▶ Excerpted data
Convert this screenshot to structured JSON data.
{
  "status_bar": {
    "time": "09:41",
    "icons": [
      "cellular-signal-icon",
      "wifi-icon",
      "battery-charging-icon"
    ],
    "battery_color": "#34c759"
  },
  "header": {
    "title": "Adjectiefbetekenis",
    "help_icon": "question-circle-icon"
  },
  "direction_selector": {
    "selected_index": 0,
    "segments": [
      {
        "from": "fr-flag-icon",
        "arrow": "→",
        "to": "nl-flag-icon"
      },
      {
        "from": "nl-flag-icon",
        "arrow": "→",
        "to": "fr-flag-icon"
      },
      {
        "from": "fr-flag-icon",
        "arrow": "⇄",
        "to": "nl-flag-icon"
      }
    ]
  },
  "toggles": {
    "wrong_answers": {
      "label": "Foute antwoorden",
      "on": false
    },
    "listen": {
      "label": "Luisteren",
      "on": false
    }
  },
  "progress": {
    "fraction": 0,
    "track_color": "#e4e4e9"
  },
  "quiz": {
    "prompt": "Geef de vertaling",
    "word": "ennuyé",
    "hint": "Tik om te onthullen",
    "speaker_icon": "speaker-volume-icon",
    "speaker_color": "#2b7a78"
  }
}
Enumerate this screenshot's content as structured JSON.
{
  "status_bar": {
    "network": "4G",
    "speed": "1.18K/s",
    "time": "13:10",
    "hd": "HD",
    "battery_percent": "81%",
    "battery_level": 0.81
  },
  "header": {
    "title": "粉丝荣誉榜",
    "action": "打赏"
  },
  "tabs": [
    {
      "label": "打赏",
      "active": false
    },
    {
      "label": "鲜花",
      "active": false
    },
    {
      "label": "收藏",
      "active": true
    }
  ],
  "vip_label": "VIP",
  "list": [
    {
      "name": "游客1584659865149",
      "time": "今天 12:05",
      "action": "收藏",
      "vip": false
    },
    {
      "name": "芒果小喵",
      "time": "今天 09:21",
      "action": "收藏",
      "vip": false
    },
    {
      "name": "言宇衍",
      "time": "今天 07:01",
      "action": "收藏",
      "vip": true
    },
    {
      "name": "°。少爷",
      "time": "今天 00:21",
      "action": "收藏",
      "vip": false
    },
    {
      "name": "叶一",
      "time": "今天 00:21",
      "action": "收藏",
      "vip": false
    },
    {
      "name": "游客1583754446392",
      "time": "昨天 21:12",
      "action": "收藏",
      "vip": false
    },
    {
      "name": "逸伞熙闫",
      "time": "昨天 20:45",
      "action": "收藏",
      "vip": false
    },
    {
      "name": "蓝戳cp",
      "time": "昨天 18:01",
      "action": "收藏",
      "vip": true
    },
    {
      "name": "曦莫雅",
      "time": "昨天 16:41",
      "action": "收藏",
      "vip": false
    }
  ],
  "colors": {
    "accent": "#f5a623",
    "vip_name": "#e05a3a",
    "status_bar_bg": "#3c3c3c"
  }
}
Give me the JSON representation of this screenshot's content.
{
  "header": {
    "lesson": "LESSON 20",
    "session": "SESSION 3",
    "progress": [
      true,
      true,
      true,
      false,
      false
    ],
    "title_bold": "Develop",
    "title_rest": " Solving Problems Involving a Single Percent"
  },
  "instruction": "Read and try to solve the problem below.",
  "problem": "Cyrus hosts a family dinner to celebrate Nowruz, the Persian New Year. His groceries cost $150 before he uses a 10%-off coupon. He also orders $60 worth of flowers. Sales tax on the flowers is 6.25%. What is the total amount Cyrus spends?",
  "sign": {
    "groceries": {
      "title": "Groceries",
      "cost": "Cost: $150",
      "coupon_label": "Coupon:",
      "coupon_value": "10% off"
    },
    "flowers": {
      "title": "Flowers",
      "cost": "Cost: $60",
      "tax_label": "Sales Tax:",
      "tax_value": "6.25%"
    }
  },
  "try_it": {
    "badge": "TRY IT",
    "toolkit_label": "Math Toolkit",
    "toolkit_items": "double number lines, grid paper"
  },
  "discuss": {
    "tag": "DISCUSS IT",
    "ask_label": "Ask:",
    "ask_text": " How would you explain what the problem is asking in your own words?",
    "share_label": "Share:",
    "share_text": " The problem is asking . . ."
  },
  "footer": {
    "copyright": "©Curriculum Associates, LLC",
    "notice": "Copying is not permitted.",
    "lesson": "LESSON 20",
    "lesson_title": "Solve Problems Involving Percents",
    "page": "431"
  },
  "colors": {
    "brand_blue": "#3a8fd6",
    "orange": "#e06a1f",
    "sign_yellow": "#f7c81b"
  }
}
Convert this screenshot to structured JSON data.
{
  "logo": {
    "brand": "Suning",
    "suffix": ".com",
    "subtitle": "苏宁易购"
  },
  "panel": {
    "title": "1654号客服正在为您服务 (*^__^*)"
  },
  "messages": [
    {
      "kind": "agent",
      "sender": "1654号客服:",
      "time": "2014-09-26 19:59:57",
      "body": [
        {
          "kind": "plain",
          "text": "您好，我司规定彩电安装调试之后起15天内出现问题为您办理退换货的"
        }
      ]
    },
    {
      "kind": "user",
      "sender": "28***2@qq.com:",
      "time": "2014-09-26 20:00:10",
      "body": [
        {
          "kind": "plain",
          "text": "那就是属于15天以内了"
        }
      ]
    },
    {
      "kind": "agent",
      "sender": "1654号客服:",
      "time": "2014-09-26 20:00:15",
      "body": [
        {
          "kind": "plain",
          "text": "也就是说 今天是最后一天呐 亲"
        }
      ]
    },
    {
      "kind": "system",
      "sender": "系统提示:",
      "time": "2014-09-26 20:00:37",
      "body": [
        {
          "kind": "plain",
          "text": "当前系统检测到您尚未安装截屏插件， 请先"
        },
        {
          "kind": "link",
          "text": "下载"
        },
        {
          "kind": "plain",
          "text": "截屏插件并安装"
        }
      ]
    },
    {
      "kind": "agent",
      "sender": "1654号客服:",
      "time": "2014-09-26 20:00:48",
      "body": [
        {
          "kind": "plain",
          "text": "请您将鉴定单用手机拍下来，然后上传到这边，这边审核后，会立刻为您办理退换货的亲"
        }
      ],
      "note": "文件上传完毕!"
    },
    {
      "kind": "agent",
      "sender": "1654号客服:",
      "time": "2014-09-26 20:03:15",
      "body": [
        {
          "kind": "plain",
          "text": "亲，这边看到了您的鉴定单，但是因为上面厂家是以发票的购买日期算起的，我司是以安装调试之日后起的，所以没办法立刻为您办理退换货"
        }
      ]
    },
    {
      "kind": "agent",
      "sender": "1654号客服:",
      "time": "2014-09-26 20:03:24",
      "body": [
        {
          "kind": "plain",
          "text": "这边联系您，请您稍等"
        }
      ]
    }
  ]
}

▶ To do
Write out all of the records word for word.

▶ Worked solution
Convert this screenshot to structured JSON data.
{
  "status_bar": {
    "time": "09:41",
    "icons": [
      "cellular-signal-icon",
      "wifi-icon",
      "battery-charging-icon"
    ],
    "battery_color": "#34c759"
  },
  "header": {
    "title": "Adjectiefbetekenis",
    "help_icon": "question-circle-icon"
  },
  "direction_selector": {
    "selected_index": 0,
    "segments": [
      {
        "from": "fr-flag-icon",
        "arrow": "→",
        "to": "nl-flag-icon"
      },
      {
        "from": "nl-flag-icon",
        "arrow": "→",
        "to": "fr-flag-icon"
      },
      {
        "from": "fr-flag-icon",
        "arrow": "⇄",
        "to": "nl-flag-icon"
      }
    ]
  },
  "toggles": {
    "wrong_answers": {
      "label": "Foute antwoorden",
      "on": false
    },
    "listen": {
      "label": "Luisteren",
      "on": false
    }
  },
  "progress": {
    "fraction": 0,
    "track_color": "#e4e4e9"
  },
  "quiz": {
    "prompt": "Geef de vertaling",
    "word": "ennuyé",
    "hint": "Tik om te onthullen",
    "speaker_icon": "speaker-volume-icon",
    "speaker_color": "#2b7a78"
  }
}
Enumerate this screenshot's content as structured JSON.
{
  "status_bar": {
    "network": "4G",
    "speed": "1.18K/s",
    "time": "13:10",
    "hd": "HD",
    "battery_percent": "81%",
    "battery_level": 0.81
  },
  "header": {
    "title": "粉丝荣誉榜",
    "action": "打赏"
  },
  "tabs": [
    {
      "label": "打赏",
      "active": false
    },
    {
      "label": "鲜花",
      "active": false
    },
    {
      "label": "收藏",
      "active": true
    }
  ],
  "vip_label": "VIP",
  "list": [
    {
      "name": "游客1584659865149",
      "time": "今天 12:05",
      "action": "收藏",
      "vip": false
    },
    {
      "name": "芒果小喵",
      "time": "今天 09:21",
      "action": "收藏",
      "vip": false
    },
    {
      "name": "言宇衍",
      "time": "今天 07:01",
      "action": "收藏",
      "vip": true
    },
    {
      "name": "°。少爷",
      "time": "今天 00:21",
      "action": "收藏",
      "vip": false
    },
    {
      "name": "叶一",
      "time": "今天 00:21",
      "action": "收藏",
      "vip": false
    },
    {
      "name": "游客1583754446392",
      "time": "昨天 21:12",
      "action": "收藏",
      "vip": false
    },
    {
      "name": "逸伞熙闫",
      "time": "昨天 20:45",
      "action": "收藏",
      "vip": false
    },
    {
      "name": "蓝戳cp",
      "time": "昨天 18:01",
      "action": "收藏",
      "vip": true
    },
    {
      "name": "曦莫雅",
      "time": "昨天 16:41",
      "action": "收藏",
      "vip": false
    }
  ],
  "colors": {
    "accent": "#f5a623",
    "vip_name": "#e05a3a",
    "status_bar_bg": "#3c3c3c"
  }
}
Give me the JSON representation of this screenshot's content.
{
  "header": {
    "lesson": "LESSON 20",
    "session": "SESSION 3",
    "progress": [
      true,
      true,
      true,
      false,
      false
    ],
    "title_bold": "Develop",
    "title_rest": " Solving Problems Involving a Single Percent"
  },
  "instruction": "Read and try to solve the problem below.",
  "problem": "Cyrus hosts a family dinner to celebrate Nowruz, the Persian New Year. His groceries cost $150 before he uses a 10%-off coupon. He also orders $60 worth of flowers. Sales tax on the flowers is 6.25%. What is the total amount Cyrus spends?",
  "sign": {
    "groceries": {
      "title": "Groceries",
      "cost": "Cost: $150",
      "coupon_label": "Coupon:",
      "coupon_value": "10% off"
    },
    "flowers": {
      "title": "Flowers",
      "cost": "Cost: $60",
      "tax_label": "Sales Tax:",
      "tax_value": "6.25%"
    }
  },
  "try_it": {
    "badge": "TRY IT",
    "toolkit_label": "Math Toolkit",
    "toolkit_items": "double number lines, grid paper"
  },
  "discuss": {
    "tag": "DISCUSS IT",
    "ask_label": "Ask:",
    "ask_text": " How would you explain what the problem is asking in your own words?",
    "share_label": "Share:",
    "share_text": " The problem is asking . . ."
  },
  "footer": {
    "copyright": "©Curriculum Associates, LLC",
    "notice": "Copying is not permitted.",
    "lesson": "LESSON 20",
    "lesson_title": "Solve Problems Involving Percents",
    "page": "431"
  },
  "colors": {
    "brand_blue": "#3a8fd6",
    "orange": "#e06a1f",
    "sign_yellow": "#f7c81b"
  }
}
Convert this screenshot to structured JSON data.
{
  "logo": {
    "brand": "Suning",
    "suffix": ".com",
    "subtitle": "苏宁易购"
  },
  "panel": {
    "title": "1654号客服正在为您服务 (*^__^*)"
  },
  "messages": [
    {
      "kind": "agent",
      "sender": "1654号客服:",
      "time": "2014-09-26 19:59:57",
      "body": [
        {
          "kind": "plain",
          "text": "您好，我司规定彩电安装调试之后起15天内出现问题为您办理退换货的"
        }
      ]
    },
    {
      "kind": "user",
      "sender": "28***2@qq.com:",
      "time": "2014-09-26 20:00:10",
      "body": [
        {
          "kind": "plain",
          "text": "那就是属于15天以内了"
        }
      ]
    },
    {
      "kind": "agent",
      "sender": "1654号客服:",
      "time": "2014-09-26 20:00:15",
      "body": [
        {
          "kind": "plain",
          "text": "也就是说 今天是最后一天呐 亲"
        }
      ]
    },
    {
      "kind": "system",
      "sender": "系统提示:",
      "time": "2014-09-26 20:00:37",
      "body": [
        {
          "kind": "plain",
          "text": "当前系统检测到您尚未安装截屏插件， 请先"
        },
        {
          "kind": "link",
          "text": "下载"
        },
        {
          "kind": "plain",
          "text": "截屏插件并安装"
        }
      ]
    },
    {
      "kind": "agent",
      "sender": "1654号客服:",
      "time": "2014-09-26 20:00:48",
      "body": [
        {
          "kind": "plain",
          "text": "请您将鉴定单用手机拍下来，然后上传到这边，这边审核后，会立刻为您办理退换货的亲"
        }
      ],
      "note": "文件上传完毕!"
    },
    {
      "kind": "agent",
      "sender": "1654号客服:",
      "time": "2014-09-26 20:03:15",
      "body": [
        {
          "kind": "plain",
          "text": "亲，这边看到了您的鉴定单，但是因为上面厂家是以发票的购买日期算起的，我司是以安装调试之日后起的，所以没办法立刻为您办理退换货"
        }
      ]
    },
    {
      "kind": "agent",
      "sender": "1654号客服:",
      "time": "2014-09-26 20:03:24",
      "body": [
        {
          "kind": "plain",
          "text": "这边联系您，请您稍等"
        }
      ]
    }
  ]
}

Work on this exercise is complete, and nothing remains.